Shakespeare and Performance [Update: January 31, 2012]

updated: 
Wednesday, January 11, 2012 - 12:59am
Early Modern Studies Journal (EMSJ) formally Early English Studies (EES)

The 2012 volume will focus on "Shakespeare and Performance." We are interested in articles that consider any aspect of performance in historical or contemporary productions of Shakespeare and his contemporary playwrights. The following list is of possible topics, but should not be considered exhaustive:



Asian American Theatre, ALA, May 24-27, 2012 (1/18/12)

updated: 
Tuesday, January 10, 2012 - 11:35pm
American Literature Association / Circle for Asian American Literary Studies

Asian American Theatre: "Hitherto Unheard and Unsung World"
American Literature Association, May 24-27, 2012
Abstracts and CVs due 1/18/12

[UPDATE] Enunciating the End: The Apocalypse, Textual Futures, and What Comes Next

updated: 
Tuesday, January 10, 2012 - 11:24pm
Concordia English Graduate Colloquium

Apocalyptic prophecies and futurist narratives have always had a special place in culture, from Y2K fervor to the periodically updated Rapture to the upcoming end of the Mayan calendar in December of 2012. In addition to the "real" end-of-the-world predictions, and perhaps in response to them, our literature and pop culture has spawned innumerable fictions of a future unaccounted for. This unknown future folds back upon our past through historical representations of colonialism's reconfiguration of territory, ownership, and identity.
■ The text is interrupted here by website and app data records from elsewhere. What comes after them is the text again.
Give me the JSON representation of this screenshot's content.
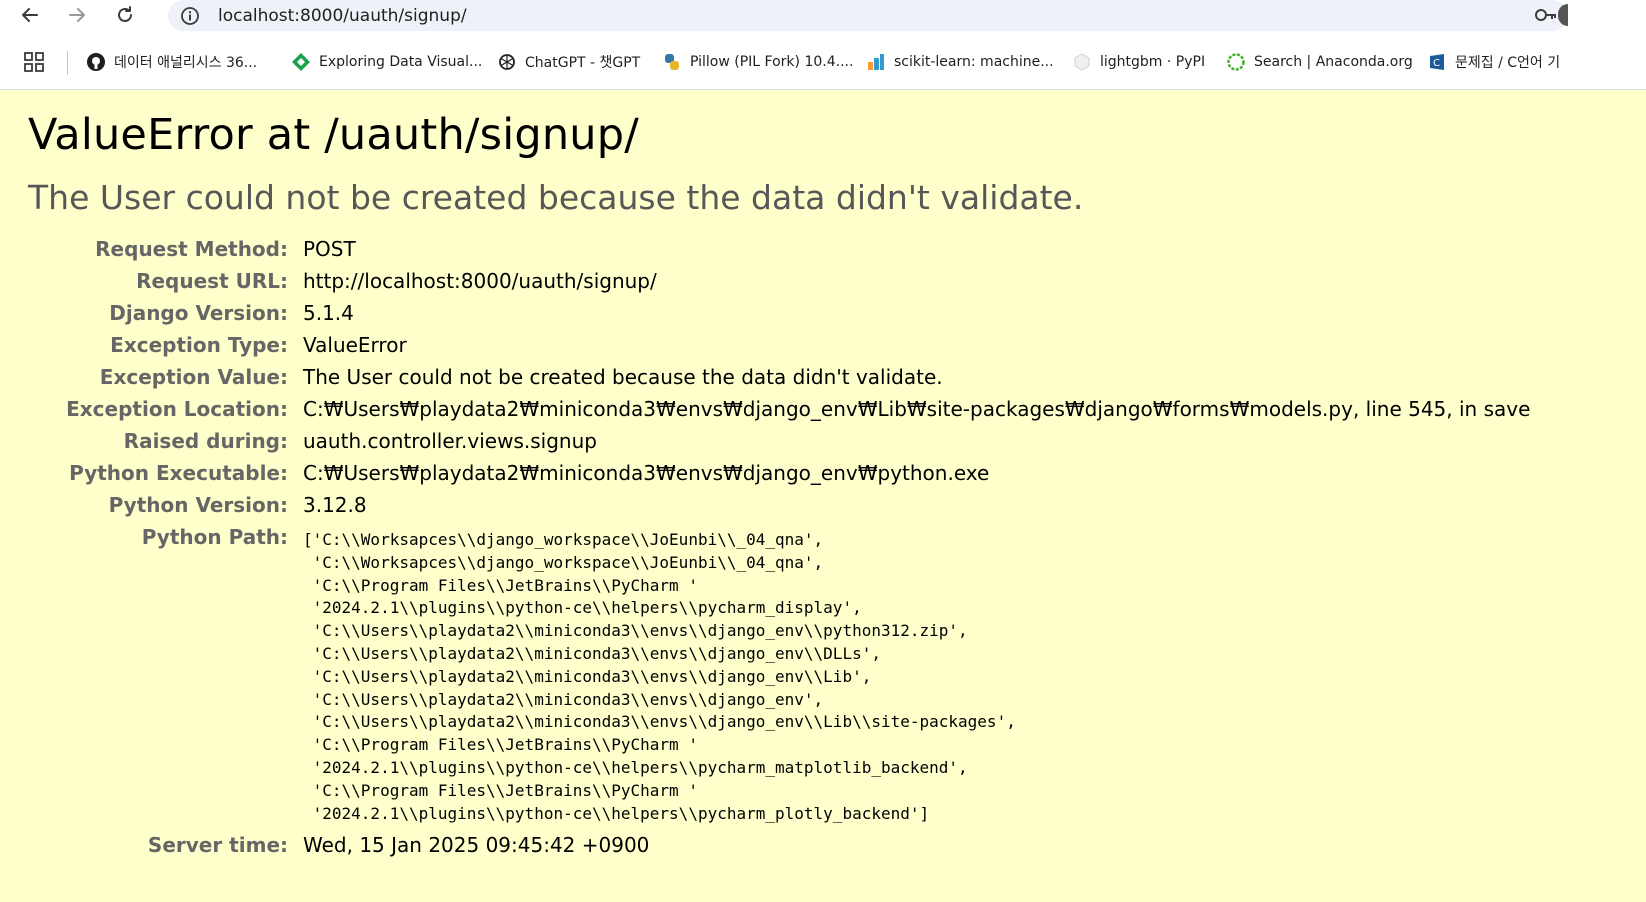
{
  "browser": {
    "url": "localhost:8000/uauth/signup/"
  },
  "bookmarks": [
    {
      "label": "데이터 애널리시스 36...",
      "icon": "github-icon"
    },
    {
      "label": "Exploring Data Visual...",
      "icon": "diamond-logo-icon"
    },
    {
      "label": "ChatGPT - 챗GPT",
      "icon": "chatgpt-icon"
    },
    {
      "label": "Pillow (PIL Fork) 10.4....",
      "icon": "python-icon"
    },
    {
      "label": "scikit-learn: machine...",
      "icon": "scikit-learn-icon"
    },
    {
      "label": "lightgbm · PyPI",
      "icon": "pypi-box-icon"
    },
    {
      "label": "Search | Anaconda.org",
      "icon": "anaconda-icon"
    },
    {
      "label": "문제집 / C언어 기",
      "icon": "codeup-icon"
    }
  ],
  "error": {
    "title": "ValueError at /uauth/signup/",
    "message": "The User could not be created because the data didn't validate."
  },
  "meta": {
    "request_method": {
      "label": "Request Method:",
      "value": "POST"
    },
    "request_url": {
      "label": "Request URL:",
      "value": "http://localhost:8000/uauth/signup/"
    },
    "django_version": {
      "label": "Django Version:",
      "value": "5.1.4"
    },
    "exception_type": {
      "label": "Exception Type:",
      "value": "ValueError"
    },
    "exception_value": {
      "label": "Exception Value:",
      "value": "The User could not be created because the data didn't validate."
    },
    "exception_location": {
      "label": "Exception Location:",
      "value": "C:₩Users₩playdata2₩miniconda3₩envs₩django_env₩Lib₩site-packages₩django₩forms₩models.py, line 545, in save"
    },
    "raised_during": {
      "label": "Raised during:",
      "value": "uauth.controller.views.signup"
    },
    "python_executable": {
      "label": "Python Executable:",
      "value": "C:₩Users₩playdata2₩miniconda3₩envs₩django_env₩python.exe"
    },
    "python_version": {
      "label": "Python Version:",
      "value": "3.12.8"
    },
    "python_path": {
      "label": "Python Path:",
      "lines": [
        "['C:\\\\Worksapces\\\\django_workspace\\\\JoEunbi\\\\_04_qna',",
        " 'C:\\\\Worksapces\\\\django_workspace\\\\JoEunbi\\\\_04_qna',",
        " 'C:\\\\Program Files\\\\JetBrains\\\\PyCharm '",
        " '2024.2.1\\\\plugins\\\\python-ce\\\\helpers\\\\pycharm_display',",
        " 'C:\\\\Users\\\\playdata2\\\\miniconda3\\\\envs\\\\django_env\\\\python312.zip',",
        " 'C:\\\\Users\\\\playdata2\\\\miniconda3\\\\envs\\\\django_env\\\\DLLs',",
        " 'C:\\\\Users\\\\playdata2\\\\miniconda3\\\\envs\\\\django_env\\\\Lib',",
        " 'C:\\\\Users\\\\playdata2\\\\miniconda3\\\\envs\\\\django_env',",
        " 'C:\\\\Users\\\\playdata2\\\\miniconda3\\\\envs\\\\django_env\\\\Lib\\\\site-packages',",
        " 'C:\\\\Program Files\\\\JetBrains\\\\PyCharm '",
        " '2024.2.1\\\\plugins\\\\python-ce\\\\helpers\\\\pycharm_matplotlib_backend',",
        " 'C:\\\\Program Files\\\\JetBrains\\\\PyCharm '",
        " '2024.2.1\\\\plugins\\\\python-ce\\\\helpers\\\\pycharm_plotly_backend']"
      ]
    },
    "server_time": {
      "label": "Server time:",
      "value": "Wed, 15 Jan 2025 09:45:42 +0900"
    }
  }
}
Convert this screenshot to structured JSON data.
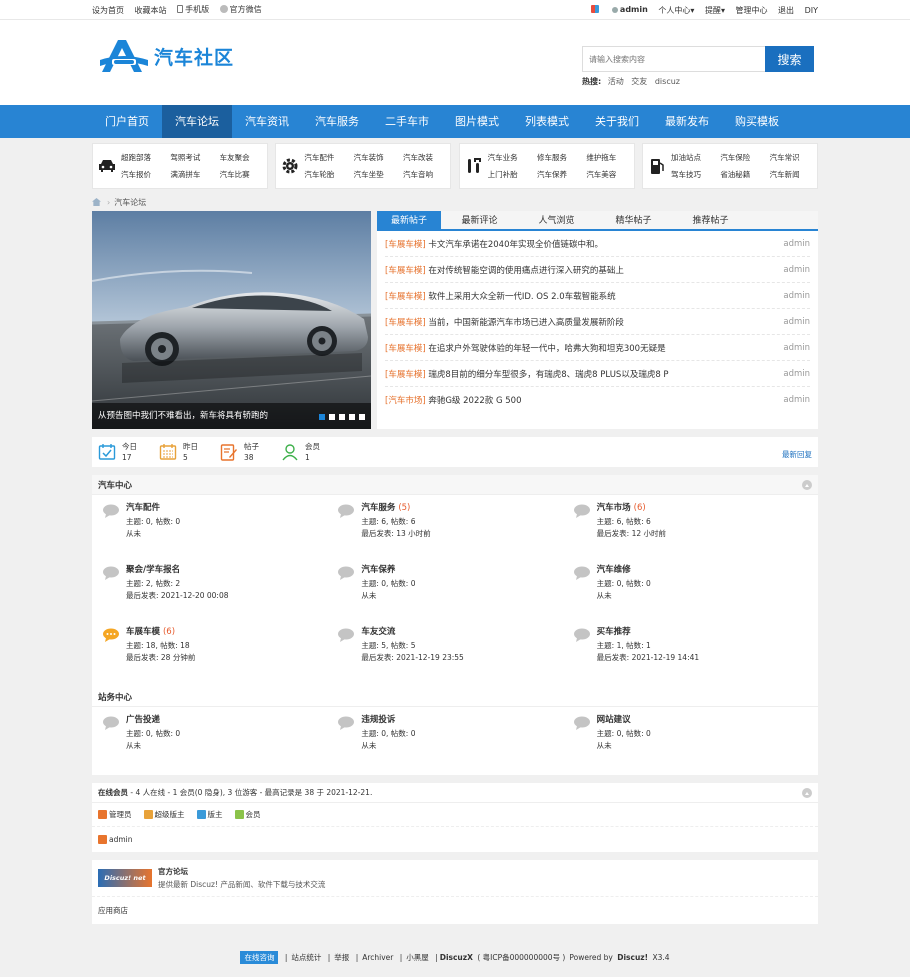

In the present, our cultural climate seems to speak to the end of the material world as we have come to understand it, as we transcend print-based media and move up into the digital media cloud.

Pages